**ABOUT THIS EXERCISE**
Each line must appear in the answer exactly as it does in the data.

DATASET RECORDS Start Marker

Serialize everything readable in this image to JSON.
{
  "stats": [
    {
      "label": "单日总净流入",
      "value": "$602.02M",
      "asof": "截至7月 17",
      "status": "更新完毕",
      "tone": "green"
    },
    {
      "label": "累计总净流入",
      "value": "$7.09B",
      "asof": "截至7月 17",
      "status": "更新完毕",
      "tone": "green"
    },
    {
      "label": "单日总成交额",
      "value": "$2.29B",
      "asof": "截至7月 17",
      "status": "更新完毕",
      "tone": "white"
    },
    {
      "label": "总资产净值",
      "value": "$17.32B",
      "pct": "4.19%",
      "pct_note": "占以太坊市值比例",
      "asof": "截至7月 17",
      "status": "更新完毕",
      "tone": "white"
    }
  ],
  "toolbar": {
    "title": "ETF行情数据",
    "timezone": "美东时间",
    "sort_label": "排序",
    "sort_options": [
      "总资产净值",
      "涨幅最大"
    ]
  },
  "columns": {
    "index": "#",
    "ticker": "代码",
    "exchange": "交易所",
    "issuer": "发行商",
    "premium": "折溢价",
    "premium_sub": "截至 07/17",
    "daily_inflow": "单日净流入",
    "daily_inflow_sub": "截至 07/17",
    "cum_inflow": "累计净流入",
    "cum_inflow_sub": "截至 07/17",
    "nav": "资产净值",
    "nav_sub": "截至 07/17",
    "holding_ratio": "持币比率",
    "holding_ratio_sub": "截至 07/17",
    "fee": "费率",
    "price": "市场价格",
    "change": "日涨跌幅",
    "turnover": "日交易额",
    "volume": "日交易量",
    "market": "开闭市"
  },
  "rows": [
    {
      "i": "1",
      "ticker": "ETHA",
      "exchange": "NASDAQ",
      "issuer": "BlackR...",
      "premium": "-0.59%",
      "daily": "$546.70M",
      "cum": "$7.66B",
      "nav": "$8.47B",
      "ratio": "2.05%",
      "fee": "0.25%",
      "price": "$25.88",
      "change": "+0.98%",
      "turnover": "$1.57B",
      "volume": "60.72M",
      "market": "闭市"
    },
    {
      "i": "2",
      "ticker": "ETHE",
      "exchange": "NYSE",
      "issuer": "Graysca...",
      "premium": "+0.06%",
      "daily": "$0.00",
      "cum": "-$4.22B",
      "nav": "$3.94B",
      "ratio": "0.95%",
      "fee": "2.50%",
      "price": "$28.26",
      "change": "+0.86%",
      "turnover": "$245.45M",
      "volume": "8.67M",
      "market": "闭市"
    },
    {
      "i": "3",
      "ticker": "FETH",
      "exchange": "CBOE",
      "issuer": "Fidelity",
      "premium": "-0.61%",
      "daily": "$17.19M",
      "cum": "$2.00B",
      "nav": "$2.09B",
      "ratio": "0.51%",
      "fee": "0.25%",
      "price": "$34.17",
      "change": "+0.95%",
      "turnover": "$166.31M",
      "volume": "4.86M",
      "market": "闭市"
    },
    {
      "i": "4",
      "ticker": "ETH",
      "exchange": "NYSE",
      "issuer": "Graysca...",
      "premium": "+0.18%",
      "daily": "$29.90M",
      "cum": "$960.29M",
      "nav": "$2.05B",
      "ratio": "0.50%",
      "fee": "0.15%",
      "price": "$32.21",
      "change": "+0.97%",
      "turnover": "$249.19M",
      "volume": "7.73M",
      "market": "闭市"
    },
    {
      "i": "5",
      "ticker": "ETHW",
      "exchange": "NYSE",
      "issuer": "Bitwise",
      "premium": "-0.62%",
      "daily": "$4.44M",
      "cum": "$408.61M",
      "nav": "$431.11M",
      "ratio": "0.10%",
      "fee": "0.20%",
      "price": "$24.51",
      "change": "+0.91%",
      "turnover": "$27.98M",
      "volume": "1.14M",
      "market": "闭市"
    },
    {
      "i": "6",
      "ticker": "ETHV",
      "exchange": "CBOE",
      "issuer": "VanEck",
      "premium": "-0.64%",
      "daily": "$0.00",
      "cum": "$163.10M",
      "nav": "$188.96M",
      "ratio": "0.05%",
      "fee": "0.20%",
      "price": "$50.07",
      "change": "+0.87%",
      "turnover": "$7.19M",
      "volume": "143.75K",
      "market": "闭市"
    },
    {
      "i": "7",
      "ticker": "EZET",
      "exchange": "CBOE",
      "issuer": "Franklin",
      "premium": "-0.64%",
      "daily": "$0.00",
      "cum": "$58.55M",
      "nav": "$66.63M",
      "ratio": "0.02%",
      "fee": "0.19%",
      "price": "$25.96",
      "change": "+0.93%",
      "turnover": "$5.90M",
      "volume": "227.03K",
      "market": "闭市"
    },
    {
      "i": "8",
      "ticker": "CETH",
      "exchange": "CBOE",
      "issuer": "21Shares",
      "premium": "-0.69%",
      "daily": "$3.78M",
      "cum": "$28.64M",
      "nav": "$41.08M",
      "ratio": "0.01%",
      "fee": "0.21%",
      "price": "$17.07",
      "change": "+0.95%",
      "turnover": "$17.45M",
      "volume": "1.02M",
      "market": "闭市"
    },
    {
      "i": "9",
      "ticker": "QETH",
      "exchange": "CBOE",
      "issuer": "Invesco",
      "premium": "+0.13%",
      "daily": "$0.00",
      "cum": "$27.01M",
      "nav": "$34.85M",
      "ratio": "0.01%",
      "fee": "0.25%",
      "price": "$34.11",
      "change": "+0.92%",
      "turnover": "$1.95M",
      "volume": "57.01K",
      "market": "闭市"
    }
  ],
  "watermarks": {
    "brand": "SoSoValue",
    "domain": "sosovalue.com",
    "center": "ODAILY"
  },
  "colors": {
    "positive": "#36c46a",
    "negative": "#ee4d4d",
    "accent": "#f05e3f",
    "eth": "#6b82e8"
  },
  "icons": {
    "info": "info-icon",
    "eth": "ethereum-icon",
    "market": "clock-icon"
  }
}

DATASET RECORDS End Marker

**RESPONSE FOR THIS EXERCISE**
Serialize everything readable in this image to JSON.
{
  "stats": [
    {
      "label": "单日总净流入",
      "value": "$602.02M",
      "asof": "截至7月 17",
      "status": "更新完毕",
      "tone": "green"
    },
    {
      "label": "累计总净流入",
      "value": "$7.09B",
      "asof": "截至7月 17",
      "status": "更新完毕",
      "tone": "green"
    },
    {
      "label": "单日总成交额",
      "value": "$2.29B",
      "asof": "截至7月 17",
      "status": "更新完毕",
      "tone": "white"
    },
    {
      "label": "总资产净值",
      "value": "$17.32B",
      "pct": "4.19%",
      "pct_note": "占以太坊市值比例",
      "asof": "截至7月 17",
      "status": "更新完毕",
      "tone": "white"
    }
  ],
  "toolbar": {
    "title": "ETF行情数据",
    "timezone": "美东时间",
    "sort_label": "排序",
    "sort_options": [
      "总资产净值",
      "涨幅最大"
    ]
  },
  "columns": {
    "index": "#",
    "ticker": "代码",
    "exchange": "交易所",
    "issuer": "发行商",
    "premium": "折溢价",
    "premium_sub": "截至 07/17",
    "daily_inflow": "单日净流入",
    "daily_inflow_sub": "截至 07/17",
    "cum_inflow": "累计净流入",
    "cum_inflow_sub": "截至 07/17",
    "nav": "资产净值",
    "nav_sub": "截至 07/17",
    "holding_ratio": "持币比率",
    "holding_ratio_sub": "截至 07/17",
    "fee": "费率",
    "price": "市场价格",
    "change": "日涨跌幅",
    "turnover": "日交易额",
    "volume": "日交易量",
    "market": "开闭市"
  },
  "rows": [
    {
      "i": "1",
      "ticker": "ETHA",
      "exchange": "NASDAQ",
      "issuer": "BlackR...",
      "premium": "-0.59%",
      "daily": "$546.70M",
      "cum": "$7.66B",
      "nav": "$8.47B",
      "ratio": "2.05%",
      "fee": "0.25%",
      "price": "$25.88",
      "change": "+0.98%",
      "turnover": "$1.57B",
      "volume": "60.72M",
      "market": "闭市"
    },
    {
      "i": "2",
      "ticker": "ETHE",
      "exchange": "NYSE",
      "issuer": "Graysca...",
      "premium": "+0.06%",
      "daily": "$0.00",
      "cum": "-$4.22B",
      "nav": "$3.94B",
      "ratio": "0.95%",
      "fee": "2.50%",
      "price": "$28.26",
      "change": "+0.86%",
      "turnover": "$245.45M",
      "volume": "8.67M",
      "market": "闭市"
    },
    {
      "i": "3",
      "ticker": "FETH",
      "exchange": "CBOE",
      "issuer": "Fidelity",
      "premium": "-0.61%",
      "daily": "$17.19M",
      "cum": "$2.00B",
      "nav": "$2.09B",
      "ratio": "0.51%",
      "fee": "0.25%",
      "price": "$34.17",
      "change": "+0.95%",
      "turnover": "$166.31M",
      "volume": "4.86M",
      "market": "闭市"
    },
    {
      "i": "4",
      "ticker": "ETH",
      "exchange": "NYSE",
      "issuer": "Graysca...",
      "premium": "+0.18%",
      "daily": "$29.90M",
      "cum": "$960.29M",
      "nav": "$2.05B",
      "ratio": "0.50%",
      "fee": "0.15%",
      "price": "$32.21",
      "change": "+0.97%",
      "turnover": "$249.19M",
      "volume": "7.73M",
      "market": "闭市"
    },
    {
      "i": "5",
      "ticker": "ETHW",
      "exchange": "NYSE",
      "issuer": "Bitwise",
      "premium": "-0.62%",
      "daily": "$4.44M",
      "cum": "$408.61M",
      "nav": "$431.11M",
      "ratio": "0.10%",
      "fee": "0.20%",
      "price": "$24.51",
      "change": "+0.91%",
      "turnover": "$27.98M",
      "volume": "1.14M",
      "market": "闭市"
    },
    {
      "i": "6",
      "ticker": "ETHV",
      "exchange": "CBOE",
      "issuer": "VanEck",
      "premium": "-0.64%",
      "daily": "$0.00",
      "cum": "$163.10M",
      "nav": "$188.96M",
      "ratio": "0.05%",
      "fee": "0.20%",
      "price": "$50.07",
      "change": "+0.87%",
      "turnover": "$7.19M",
      "volume": "143.75K",
      "market": "闭市"
    },
    {
      "i": "7",
      "ticker": "EZET",
      "exchange": "CBOE",
      "issuer": "Franklin",
      "premium": "-0.64%",
      "daily": "$0.00",
      "cum": "$58.55M",
      "nav": "$66.63M",
      "ratio": "0.02%",
      "fee": "0.19%",
      "price": "$25.96",
      "change": "+0.93%",
      "turnover": "$5.90M",
      "volume": "227.03K",
      "market": "闭市"
    },
    {
      "i": "8",
      "ticker": "CETH",
      "exchange": "CBOE",
      "issuer": "21Shares",
      "premium": "-0.69%",
      "daily": "$3.78M",
      "cum": "$28.64M",
      "nav": "$41.08M",
      "ratio": "0.01%",
      "fee": "0.21%",
      "price": "$17.07",
      "change": "+0.95%",
      "turnover": "$17.45M",
      "volume": "1.02M",
      "market": "闭市"
    },
    {
      "i": "9",
      "ticker": "QETH",
      "exchange": "CBOE",
      "issuer": "Invesco",
      "premium": "+0.13%",
      "daily": "$0.00",
      "cum": "$27.01M",
      "nav": "$34.85M",
      "ratio": "0.01%",
      "fee": "0.25%",
      "price": "$34.11",
      "change": "+0.92%",
      "turnover": "$1.95M",
      "volume": "57.01K",
      "market": "闭市"
    }
  ],
  "watermarks": {
    "brand": "SoSoValue",
    "domain": "sosovalue.com",
    "center": "ODAILY"
  },
  "colors": {
    "positive": "#36c46a",
    "negative": "#ee4d4d",
    "accent": "#f05e3f",
    "eth": "#6b82e8"
  },
  "icons": {
    "info": "info-icon",
    "eth": "ethereum-icon",
    "market": "clock-icon"
  }
}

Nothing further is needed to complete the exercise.